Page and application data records
%%
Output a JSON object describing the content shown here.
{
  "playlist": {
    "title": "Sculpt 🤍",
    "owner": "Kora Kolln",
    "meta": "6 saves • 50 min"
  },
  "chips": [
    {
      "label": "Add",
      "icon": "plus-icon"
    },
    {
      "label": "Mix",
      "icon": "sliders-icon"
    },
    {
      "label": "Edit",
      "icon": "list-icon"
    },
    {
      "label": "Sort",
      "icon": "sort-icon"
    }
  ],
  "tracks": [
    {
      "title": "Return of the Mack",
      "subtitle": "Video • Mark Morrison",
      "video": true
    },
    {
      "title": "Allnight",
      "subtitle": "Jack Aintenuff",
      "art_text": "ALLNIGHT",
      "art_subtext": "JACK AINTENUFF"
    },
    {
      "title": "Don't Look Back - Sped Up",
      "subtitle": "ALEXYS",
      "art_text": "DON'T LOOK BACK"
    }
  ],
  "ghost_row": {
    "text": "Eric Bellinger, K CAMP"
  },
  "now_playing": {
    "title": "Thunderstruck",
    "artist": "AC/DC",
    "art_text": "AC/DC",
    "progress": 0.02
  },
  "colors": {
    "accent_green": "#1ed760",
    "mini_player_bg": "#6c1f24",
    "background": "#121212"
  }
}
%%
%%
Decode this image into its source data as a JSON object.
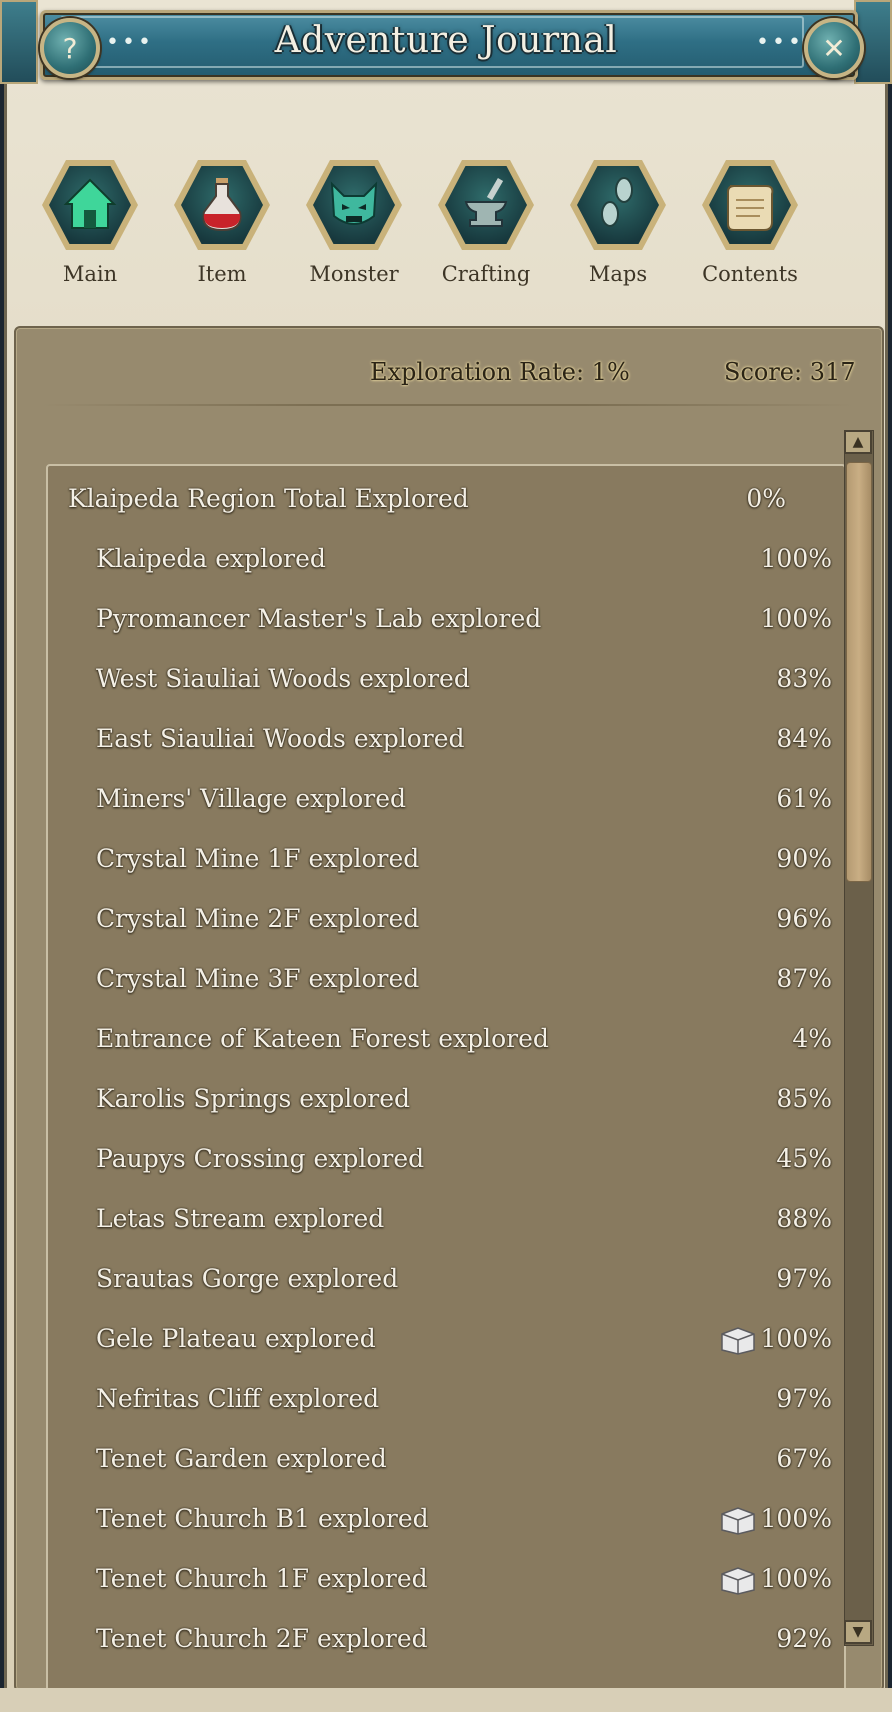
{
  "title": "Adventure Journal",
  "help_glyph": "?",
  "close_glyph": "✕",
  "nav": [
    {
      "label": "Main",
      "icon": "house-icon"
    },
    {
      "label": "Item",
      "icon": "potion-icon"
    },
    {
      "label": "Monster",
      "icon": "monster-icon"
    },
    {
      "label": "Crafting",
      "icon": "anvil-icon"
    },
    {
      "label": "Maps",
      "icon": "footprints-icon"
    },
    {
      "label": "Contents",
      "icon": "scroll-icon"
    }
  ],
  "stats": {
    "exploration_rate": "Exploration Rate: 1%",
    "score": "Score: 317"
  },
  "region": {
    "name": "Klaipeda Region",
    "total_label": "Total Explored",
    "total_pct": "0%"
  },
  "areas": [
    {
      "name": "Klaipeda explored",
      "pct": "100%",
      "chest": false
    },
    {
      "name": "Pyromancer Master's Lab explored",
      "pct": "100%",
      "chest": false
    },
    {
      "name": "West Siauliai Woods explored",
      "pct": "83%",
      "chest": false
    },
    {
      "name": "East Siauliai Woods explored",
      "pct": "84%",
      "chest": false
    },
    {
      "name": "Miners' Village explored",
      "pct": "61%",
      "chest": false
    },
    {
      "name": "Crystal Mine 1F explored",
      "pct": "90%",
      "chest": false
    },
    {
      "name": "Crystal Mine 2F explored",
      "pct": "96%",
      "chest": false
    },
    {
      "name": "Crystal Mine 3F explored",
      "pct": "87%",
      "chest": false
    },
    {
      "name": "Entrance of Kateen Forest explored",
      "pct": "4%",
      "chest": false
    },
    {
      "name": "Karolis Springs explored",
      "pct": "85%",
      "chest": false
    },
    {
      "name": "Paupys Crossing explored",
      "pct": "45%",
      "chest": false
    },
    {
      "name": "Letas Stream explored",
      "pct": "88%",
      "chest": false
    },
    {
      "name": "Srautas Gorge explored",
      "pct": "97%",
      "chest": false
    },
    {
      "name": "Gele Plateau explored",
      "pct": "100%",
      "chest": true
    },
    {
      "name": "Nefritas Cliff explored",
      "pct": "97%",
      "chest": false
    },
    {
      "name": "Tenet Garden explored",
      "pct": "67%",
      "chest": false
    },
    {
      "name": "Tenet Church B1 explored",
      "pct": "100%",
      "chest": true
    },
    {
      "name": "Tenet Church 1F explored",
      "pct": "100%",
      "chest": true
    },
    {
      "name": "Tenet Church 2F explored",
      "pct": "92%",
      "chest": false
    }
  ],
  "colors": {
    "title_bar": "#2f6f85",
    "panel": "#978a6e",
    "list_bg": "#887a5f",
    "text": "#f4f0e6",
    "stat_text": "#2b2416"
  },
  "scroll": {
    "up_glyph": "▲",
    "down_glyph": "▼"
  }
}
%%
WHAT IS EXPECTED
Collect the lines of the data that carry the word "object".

EXPECTED ANSWER
Output a JSON object describing the content shown here.
Decode this image into its source data as a JSON object.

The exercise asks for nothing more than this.